Again, it's not that bad. Ultimately it's a late night comedy news show host taking shots at something that he enjoys in order to hopefully help make the lives of those involved better. You can't fault the guy for that. I more or less agree with him that things could be better, but it's hard to say if the employee route is the answer.

Alan
04-07-2019, 10:57 AM
No context to the HBO documentary was given. You got a clip of McMahon being lashing out in frustration and becoming sarcastic during an interview. The missing context is that not 30 seconds later, McMahon states flat out that (at the time 16 years ago) the majority of those people had worked much of their careers for other companies as well and he admits that there was a time that wrestling was a rock and roll lifestyle. What he also leaves out is that the entire Real Sports documentary took the perspective that the wrestling business with stupid at best, evil at worst and that WWE agreed to let Vince do the interview (knowing that they'd be coming in to try and make him look as bad as possible) because they knew that if they didn't they'd have no input and HBO would go out of their way to make them look worse.
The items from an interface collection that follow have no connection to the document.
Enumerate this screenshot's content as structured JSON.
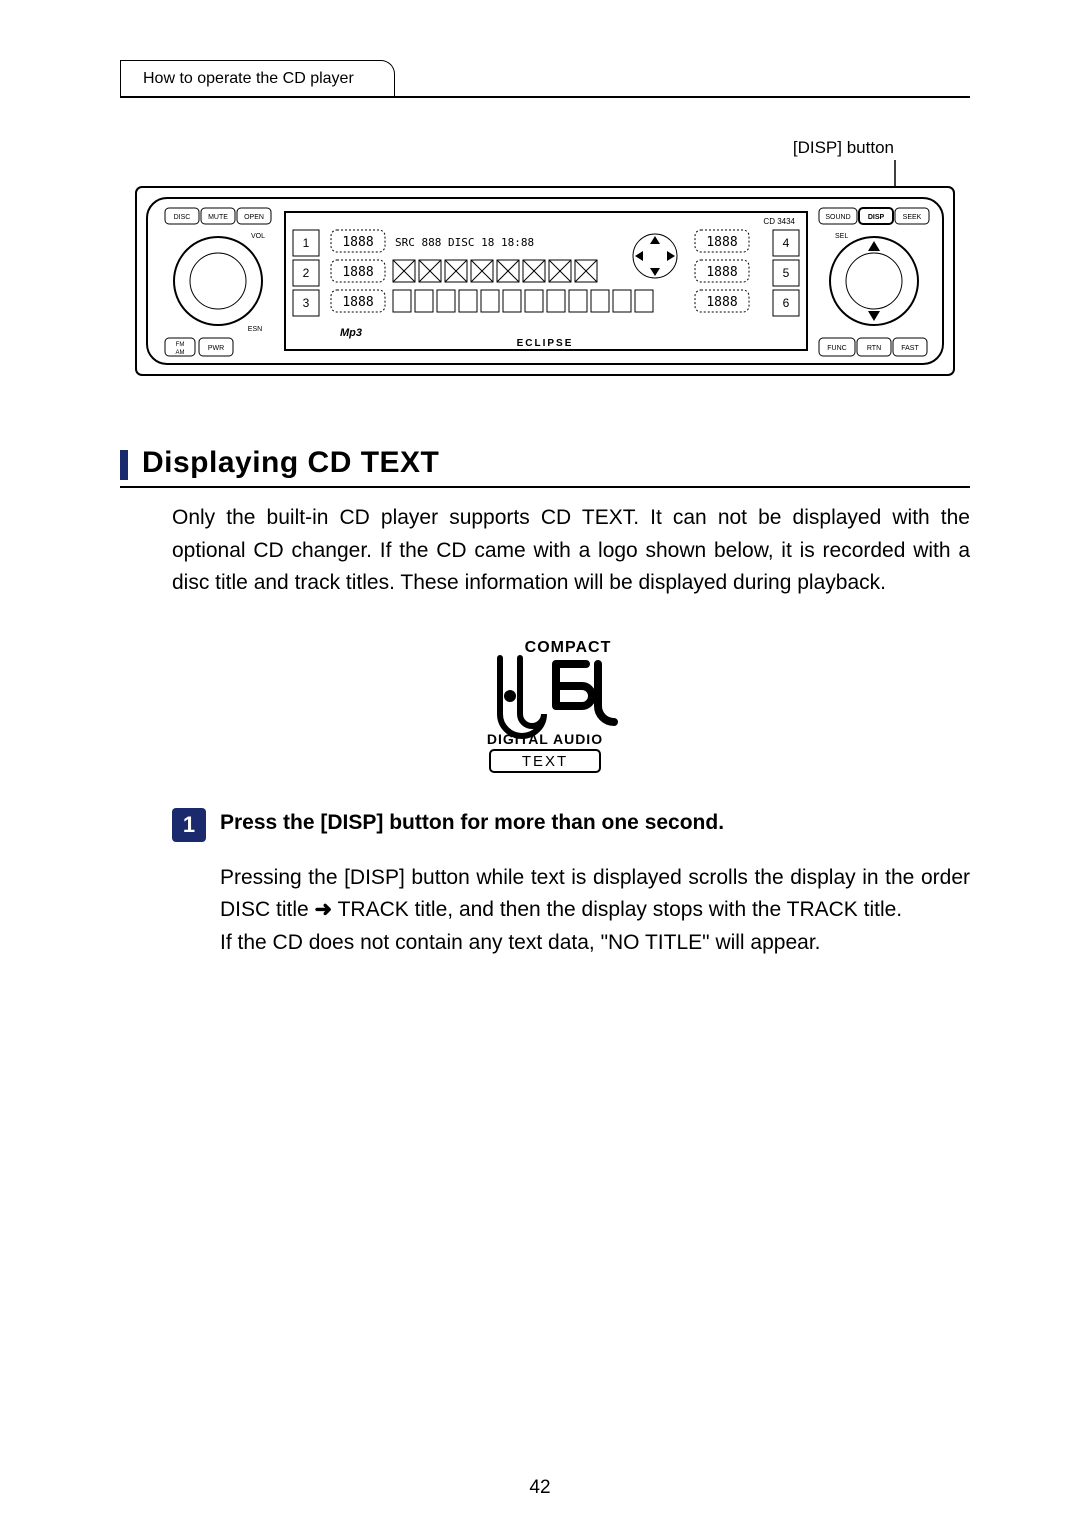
{
  "header": {
    "section_label": "How to operate the CD player"
  },
  "diagram": {
    "callout": "[DISP] button",
    "model": "CD 3434",
    "brand": "ECLIPSE",
    "left_buttons": {
      "disc": "DISC",
      "mute": "MUTE",
      "open": "OPEN",
      "vol": "VOL",
      "esn": "ESN",
      "fm": "FM",
      "am": "AM",
      "pwr": "PWR"
    },
    "right_buttons": {
      "sound": "SOUND",
      "disp": "DISP",
      "seek": "SEEK",
      "sel": "SEL",
      "func": "FUNC",
      "rtn": "RTN",
      "fast": "FAST"
    },
    "preset_left": [
      "1",
      "2",
      "3"
    ],
    "preset_right": [
      "4",
      "5",
      "6"
    ],
    "mp3_label": "Mp3",
    "display_top": "SRC 888 DISC 18 18:88",
    "display_digits": "1888"
  },
  "section": {
    "title": "Displaying CD TEXT"
  },
  "intro": "Only the built-in CD player supports CD TEXT. It can not be displayed with the optional CD changer. If the CD came with a logo shown below, it is recorded with a disc title and track titles. These information will be displayed during playback.",
  "cd_logo": {
    "top": "COMPACT",
    "mid_icon": "disc",
    "bottom1": "DIGITAL AUDIO",
    "bottom2": "TEXT"
  },
  "step": {
    "num": "1",
    "title": "Press the [DISP] button for more than one second.",
    "body_a": "Pressing the [DISP] button while text is displayed scrolls the display in the order DISC title ",
    "arrow": "➜",
    "body_b": " TRACK title, and then the display stops with the TRACK title.",
    "body_c": "If the CD does not contain any text data, \"NO TITLE\" will appear."
  },
  "page_number": "42"
}
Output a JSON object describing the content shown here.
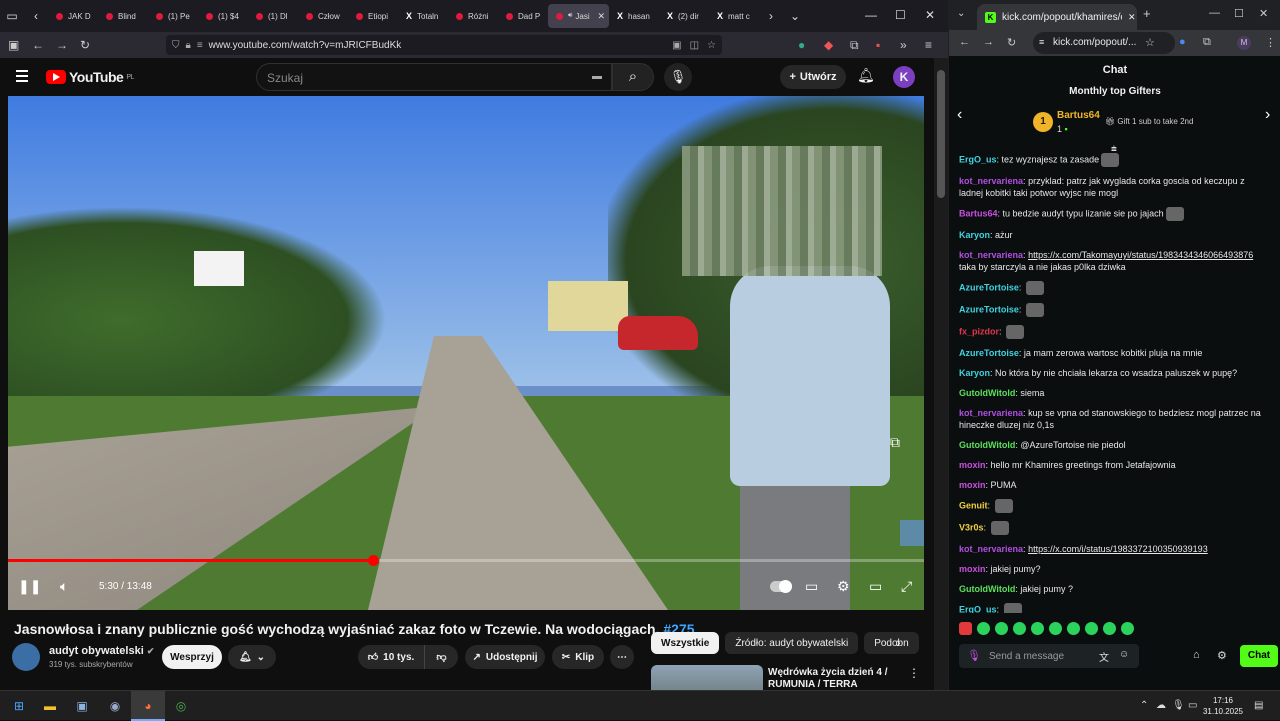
{
  "firefox": {
    "tabs": [
      {
        "label": "JAK D",
        "favicon": "youtube-icon"
      },
      {
        "label": "Blind",
        "favicon": "youtube-icon"
      },
      {
        "label": "(1) Pe",
        "favicon": "youtube-icon"
      },
      {
        "label": "(1) $4",
        "favicon": "youtube-icon"
      },
      {
        "label": "(1) Dl",
        "favicon": "youtube-icon"
      },
      {
        "label": "Człow",
        "favicon": "youtube-icon"
      },
      {
        "label": "Etiopi",
        "favicon": "youtube-icon"
      },
      {
        "label": "Totaln",
        "favicon": "x-icon"
      },
      {
        "label": "Różni",
        "favicon": "youtube-icon"
      },
      {
        "label": "Dad P",
        "favicon": "youtube-icon"
      },
      {
        "label": "Jasi",
        "favicon": "youtube-icon",
        "active": true
      },
      {
        "label": "hasan",
        "favicon": "x-icon"
      },
      {
        "label": "(2) dir",
        "favicon": "x-icon"
      },
      {
        "label": "matt c",
        "favicon": "x-icon"
      }
    ],
    "url": "www.youtube.com/watch?v=mJRICFBudKk"
  },
  "youtube": {
    "logo_text": "YouTube",
    "logo_region": "PL",
    "search_placeholder": "Szukaj",
    "create_label": "Utwórz",
    "avatar_letter": "K",
    "player": {
      "time": "5:30 / 13:48",
      "progress_fraction": 0.398
    },
    "video_title": "Jasnowłosa i znany publicznie gość wychodzą wyjaśniać zakaz foto w Tczewie. Na wodociągach.",
    "video_tag": "#275",
    "channel_name": "audyt obywatelski",
    "channel_subs": "319 tys. subskrybentów",
    "support_label": "Wesprzyj",
    "likes": "10 tys.",
    "share_label": "Udostępnij",
    "clip_label": "Klip",
    "chips": [
      "Wszystkie",
      "Źródło: audyt obywatelski",
      "Podobn"
    ],
    "rec_title": "Wędrówka życia dzień 4 / RUMUNIA / TERRA BANATICA"
  },
  "chrome": {
    "tab_label": "kick.com/popout/khamires/cha",
    "url": "kick.com/popout/...",
    "profile_letter": "M"
  },
  "kick": {
    "header": "Chat",
    "gifters_title": "Monthly top Gifters",
    "top_gifter_rank": "1",
    "top_gifter_name": "Bartus64",
    "top_gifter_count": "1",
    "gift_cta": "Gift 1 sub to take 2nd",
    "messages": [
      {
        "user": "ErgO_us",
        "color": "#3fd3e0",
        "text": "tez wyznajesz ta zasade",
        "emote": true
      },
      {
        "user": "kot_nervariena",
        "color": "#b04fe0",
        "text": "przyklad: patrz jak wyglada corka goscia od keczupu  z ladnej kobitki taki potwor wyjsc nie mogl"
      },
      {
        "user": "Bartus64",
        "color": "#c94fe0",
        "text": "tu bedzie audyt typu lizanie sie po jajach",
        "emote": true
      },
      {
        "user": "Karyon",
        "color": "#3fd3e0",
        "text": "ażur"
      },
      {
        "user": "kot_nervariena",
        "color": "#b04fe0",
        "link": "https://x.com/Takomayuyi/status/1983434346066493876",
        "text": "taka by starczyla a nie jakas p0lka dziwka"
      },
      {
        "user": "AzureTortoise",
        "color": "#3fd3e0",
        "text": "",
        "emote": true
      },
      {
        "user": "AzureTortoise",
        "color": "#3fd3e0",
        "text": "",
        "emote": true
      },
      {
        "user": "fx_pizdor",
        "color": "#e0354f",
        "text": "",
        "emote": true
      },
      {
        "user": "AzureTortoise",
        "color": "#3fd3e0",
        "text": "ja mam zerowa wartosc kobitki pluja na mnie"
      },
      {
        "user": "Karyon",
        "color": "#3fd3e0",
        "text": "No która by nie chciała lekarza co wsadza paluszek w pupę?"
      },
      {
        "user": "GutoldWitold",
        "color": "#5be05b",
        "text": "siema"
      },
      {
        "user": "kot_nervariena",
        "color": "#b04fe0",
        "text": "kup se vpna od stanowskiego to bedziesz mogl patrzec na hineczke dluzej niz 0,1s"
      },
      {
        "user": "GutoldWitold",
        "color": "#5be05b",
        "text": "@AzureTortoise nie piedol"
      },
      {
        "user": "moxin",
        "color": "#c94fe0",
        "text": "hello mr Khamires greetings from Jetafajownia"
      },
      {
        "user": "moxin",
        "color": "#c94fe0",
        "text": "PUMA"
      },
      {
        "user": "Genuit",
        "color": "#f0d040",
        "text": "",
        "emote": true
      },
      {
        "user": "V3r0s",
        "color": "#f0d040",
        "text": "",
        "emote": true
      },
      {
        "user": "kot_nervariena",
        "color": "#b04fe0",
        "link": "https://x.com/i/status/1983372100350939193",
        "text": ""
      },
      {
        "user": "moxin",
        "color": "#c94fe0",
        "text": "jakiej pumy?"
      },
      {
        "user": "GutoldWitold",
        "color": "#5be05b",
        "text": "jakiej pumy ?"
      },
      {
        "user": "ErgO_us",
        "color": "#3fd3e0",
        "text": "",
        "emote": true
      }
    ],
    "input_placeholder": "Send a message",
    "send_label": "Chat"
  },
  "taskbar": {
    "time": "17:16",
    "date": "31.10.2025"
  }
}
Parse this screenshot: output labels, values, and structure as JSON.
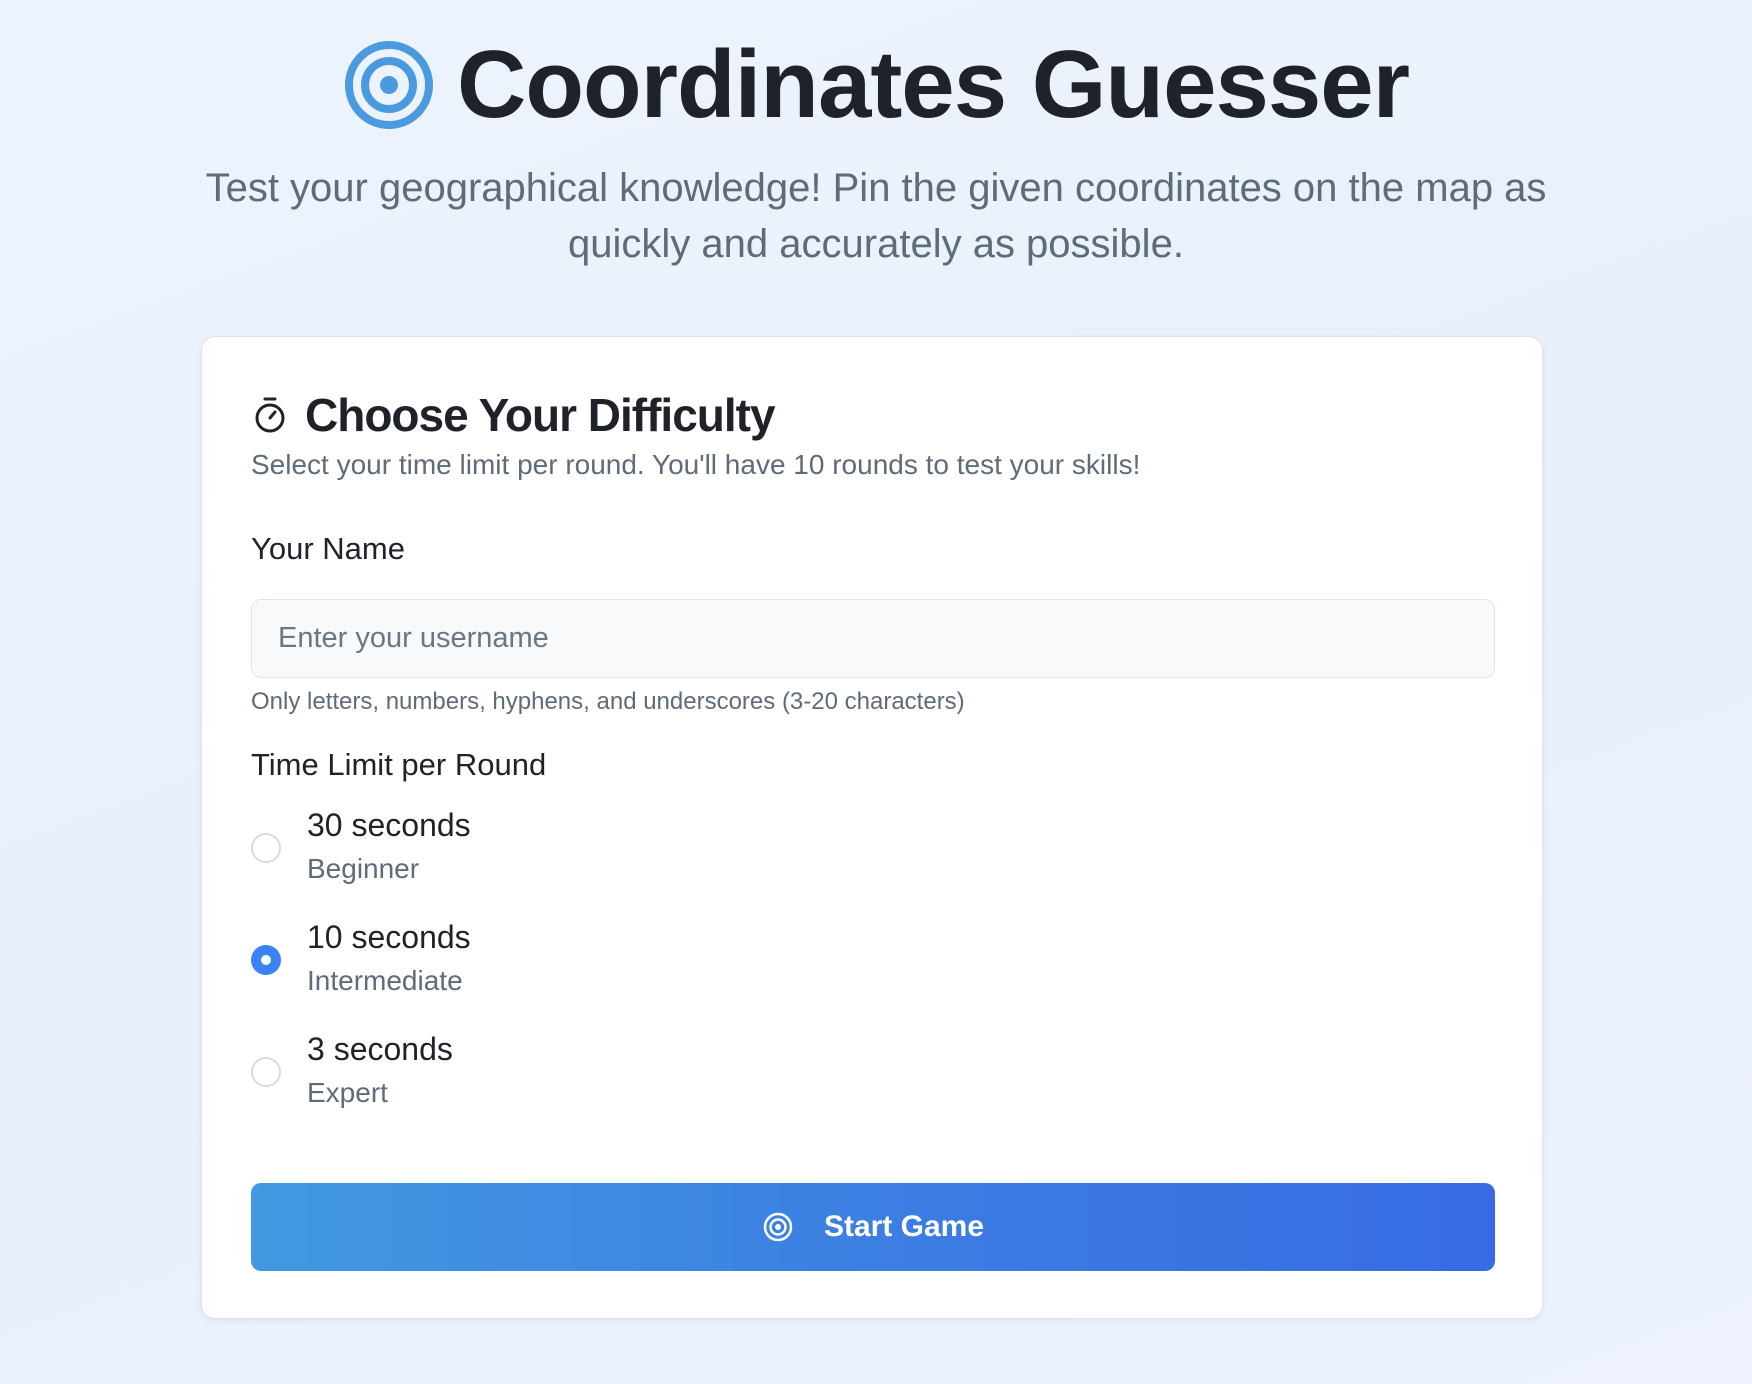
{
  "header": {
    "title": "Coordinates Guesser",
    "subtitle": "Test your geographical knowledge! Pin the given coordinates on the map as quickly and accurately as possible.",
    "icon": "target-icon",
    "accent_color": "#4a9ae0"
  },
  "card": {
    "title": "Choose Your Difficulty",
    "title_icon": "stopwatch-icon",
    "description": "Select your time limit per round. You'll have 10 rounds to test your skills!",
    "name": {
      "label": "Your Name",
      "placeholder": "Enter your username",
      "value": "",
      "helper": "Only letters, numbers, hyphens, and underscores (3-20 characters)"
    },
    "time_limit": {
      "label": "Time Limit per Round",
      "options": [
        {
          "label": "30 seconds",
          "level": "Beginner",
          "selected": false
        },
        {
          "label": "10 seconds",
          "level": "Intermediate",
          "selected": true
        },
        {
          "label": "3 seconds",
          "level": "Expert",
          "selected": false
        }
      ],
      "selected_color": "#3b82f6"
    },
    "start_button": {
      "label": "Start Game",
      "icon": "target-icon",
      "gradient_start": "#4299e1",
      "gradient_end": "#386be3"
    }
  }
}
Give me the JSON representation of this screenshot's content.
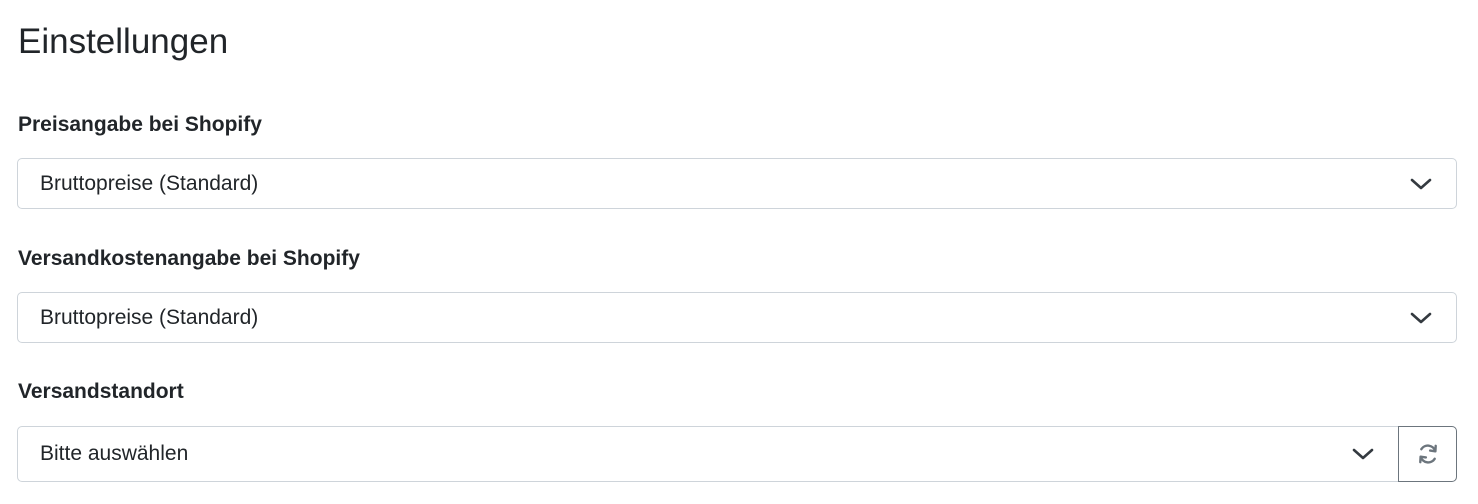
{
  "settings": {
    "title": "Einstellungen",
    "price_display": {
      "label": "Preisangabe bei Shopify",
      "selected": "Bruttopreise (Standard)"
    },
    "shipping_cost_display": {
      "label": "Versandkostenangabe bei Shopify",
      "selected": "Bruttopreise (Standard)"
    },
    "shipping_location": {
      "label": "Versandstandort",
      "selected": "Bitte auswählen",
      "refresh_icon": "refresh-icon"
    }
  },
  "colors": {
    "text": "#212529",
    "border": "#ced4da",
    "button_border": "#6c757d",
    "background": "#ffffff"
  },
  "icons": {
    "dropdown": "chevron-down-icon",
    "refresh": "refresh-icon"
  }
}
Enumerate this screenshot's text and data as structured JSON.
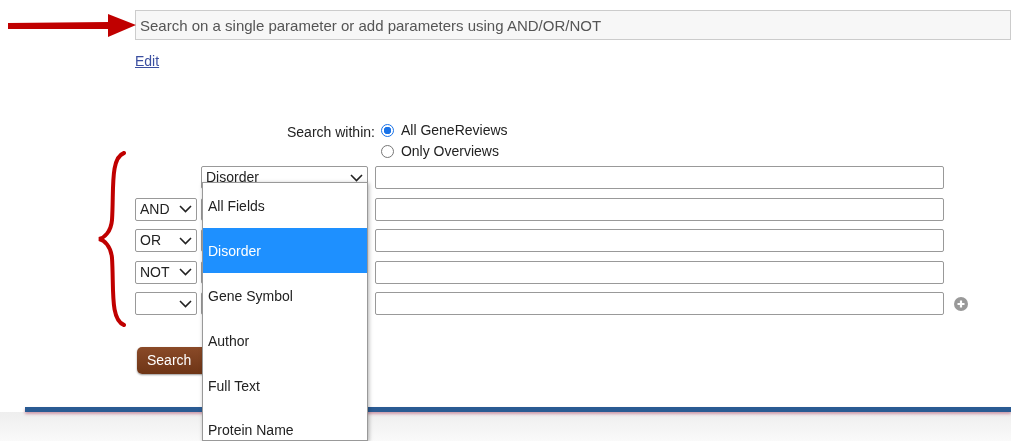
{
  "query_box": {
    "placeholder": "Search on a single parameter or add parameters using AND/OR/NOT"
  },
  "edit_link": "Edit",
  "search_within": {
    "label": "Search within:",
    "options": [
      {
        "label": "All GeneReviews",
        "selected": true
      },
      {
        "label": "Only Overviews",
        "selected": false
      }
    ]
  },
  "rows": [
    {
      "kind": "first",
      "field": "Disorder"
    },
    {
      "kind": "operator",
      "operator": "AND"
    },
    {
      "kind": "operator",
      "operator": "OR"
    },
    {
      "kind": "operator",
      "operator": "NOT"
    },
    {
      "kind": "blank"
    }
  ],
  "dropdown": {
    "options": [
      {
        "label": "All Fields",
        "selected": false
      },
      {
        "label": "Disorder",
        "selected": true
      },
      {
        "label": "Gene Symbol",
        "selected": false
      },
      {
        "label": "Author",
        "selected": false
      },
      {
        "label": "Full Text",
        "selected": false
      },
      {
        "label": "Protein Name",
        "selected": false
      }
    ]
  },
  "search_button": "Search"
}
It's funny you mention that. Someone out there actually excavated clips of Meltzer's old call-in radio show from those years (early 2000s) and Meltzer (and various callers) discussed that appearance, and also Vince's equally astonishing interview with Bob Costas (where Vince also acted like a buffoon), and Meltzer basically said then that Vince looks so bad, and doesn't even realize it. In Meltzer's review of the Oliver clip a few days ago, he mentioned that he thought at the time that it was a very bad look for Vince, and watching it again, he still thinks it's a bad look.

I don't think adding more context to the situation would have made Vince look any better or more understandable. He acted petulantly and badly, and that was apparently the perception back then, among wrestling fans, as well as the mainstream media, and it still is today.

The reporter was calm, and asked a pretty obvious question, that any reporter worth two cents would ask in any industry with similar circumstances if he were interviewing a CEO. It was a total layup that every scumbag CEO (who has maintained bad working conditions and denied his workers benefits) in such a situation would probably respond to with some per-rehearsed moralistic claptrap nonsense about 'personal responsibility'. Instead Vince acted like a clown, showing no appreciation or awareness of the seriousness of the circumstances. In fact, in any other publicly traded company, this would probably be a big scandal and the CEO would probably have to make a public apology, and possibly even resign, but because it's wrestling, which is viewed as beneath contempt by serious people, it didn't turn into a major scandal.